There has been a great deal of analysis in the national media in the last week about the most recent provisional overdose death count released by the CDC. For the nation as a whole, it found a year over year increase of 6.6%. For Kentucky, provisional data shows that we are still increasing in total number of overdose deaths but a) at a slower rate than national average, b) at a slower rate than many neighboring states, and c) at a significantly slower rate than the previous two years.
This is positive news and hopefully a sign that we are nearing, or might even be past, the apex for overdose deaths.
The most recent CDC data measures year over year increases ending in January of 2018. From January 2017 to January 2018, Kentucky had 1,528 overdose deaths and increased from 1,480 during the year ending in January 2017. The 3.24% increase for the time period is less than half the national average for year over year increases.
Among neighboring states, Indiana had the highest rate of increase in the time period at 15.1%, well above national average. Five of Kentucky's neighboring states had increases above national average. West Virginia had the second highest increase among neighboring states at 11.2%. Tennessee increased at 10.1%, followed by Illinois at 9.8%, and Ohio at 9.3%. Virginia and Missouri were both below national average with Virginia slightly above Kentucky at 3.5% and Missouri with the lowest year over year increase in the region at just 0.2%.

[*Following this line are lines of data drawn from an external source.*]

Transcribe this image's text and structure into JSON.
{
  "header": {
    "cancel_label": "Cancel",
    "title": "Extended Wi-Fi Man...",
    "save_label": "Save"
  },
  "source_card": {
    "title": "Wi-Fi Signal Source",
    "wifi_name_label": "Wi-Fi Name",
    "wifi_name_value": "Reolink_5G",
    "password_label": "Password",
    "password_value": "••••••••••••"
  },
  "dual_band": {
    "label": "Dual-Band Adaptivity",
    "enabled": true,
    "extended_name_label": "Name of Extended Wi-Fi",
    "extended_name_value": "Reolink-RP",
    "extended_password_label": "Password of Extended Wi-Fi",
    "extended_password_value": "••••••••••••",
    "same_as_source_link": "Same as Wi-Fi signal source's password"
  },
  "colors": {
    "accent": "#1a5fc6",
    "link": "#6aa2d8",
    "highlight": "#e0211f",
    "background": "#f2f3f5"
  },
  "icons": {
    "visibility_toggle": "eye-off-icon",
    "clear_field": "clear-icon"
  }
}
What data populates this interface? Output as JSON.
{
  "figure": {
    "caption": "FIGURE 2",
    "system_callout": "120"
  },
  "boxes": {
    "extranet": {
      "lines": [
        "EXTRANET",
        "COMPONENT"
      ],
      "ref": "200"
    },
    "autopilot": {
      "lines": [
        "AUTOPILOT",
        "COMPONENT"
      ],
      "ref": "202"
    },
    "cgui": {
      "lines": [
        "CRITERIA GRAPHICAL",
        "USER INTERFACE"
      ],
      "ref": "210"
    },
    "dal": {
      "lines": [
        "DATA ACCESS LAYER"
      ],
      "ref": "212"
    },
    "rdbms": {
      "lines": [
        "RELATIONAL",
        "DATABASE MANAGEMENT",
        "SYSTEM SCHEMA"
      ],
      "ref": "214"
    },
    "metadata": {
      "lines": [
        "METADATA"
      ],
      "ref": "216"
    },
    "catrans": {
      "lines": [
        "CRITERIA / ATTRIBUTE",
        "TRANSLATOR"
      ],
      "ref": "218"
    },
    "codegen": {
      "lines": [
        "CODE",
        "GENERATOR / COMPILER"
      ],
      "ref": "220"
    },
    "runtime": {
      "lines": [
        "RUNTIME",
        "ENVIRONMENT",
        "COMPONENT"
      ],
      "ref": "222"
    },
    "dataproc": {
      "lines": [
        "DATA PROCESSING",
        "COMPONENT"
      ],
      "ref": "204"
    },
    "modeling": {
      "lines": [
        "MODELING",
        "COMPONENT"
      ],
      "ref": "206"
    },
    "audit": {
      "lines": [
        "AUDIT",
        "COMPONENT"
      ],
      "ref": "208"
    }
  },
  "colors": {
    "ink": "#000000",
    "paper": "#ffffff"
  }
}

Twelve states experienced a year over year decrease in overdose deaths. Mississippi was the only Southern state to have a decrease, with 1.8% fewer overdose deaths in the measured time period. Wyoming had the largest decline in the country dropping by 33%.
Of equally positive importance, the rate of increase in overdose deaths slowed significantly in 2017 as compared to the two previous years. Between January 2015 and January 2016, overdoses increased by 13.8% in Kentucky. From January 2016 to January 2017 the increase was an even higher 18.11%. As previously noted, the increase from January 2017 to January 2018 was 3.24%.
One must be careful not to make too many conclusions about the data, a significant amount of additional data is needed to know why Kentucky is seeing a slowdown, but it is hopeful.
Read the CDC's entire report here.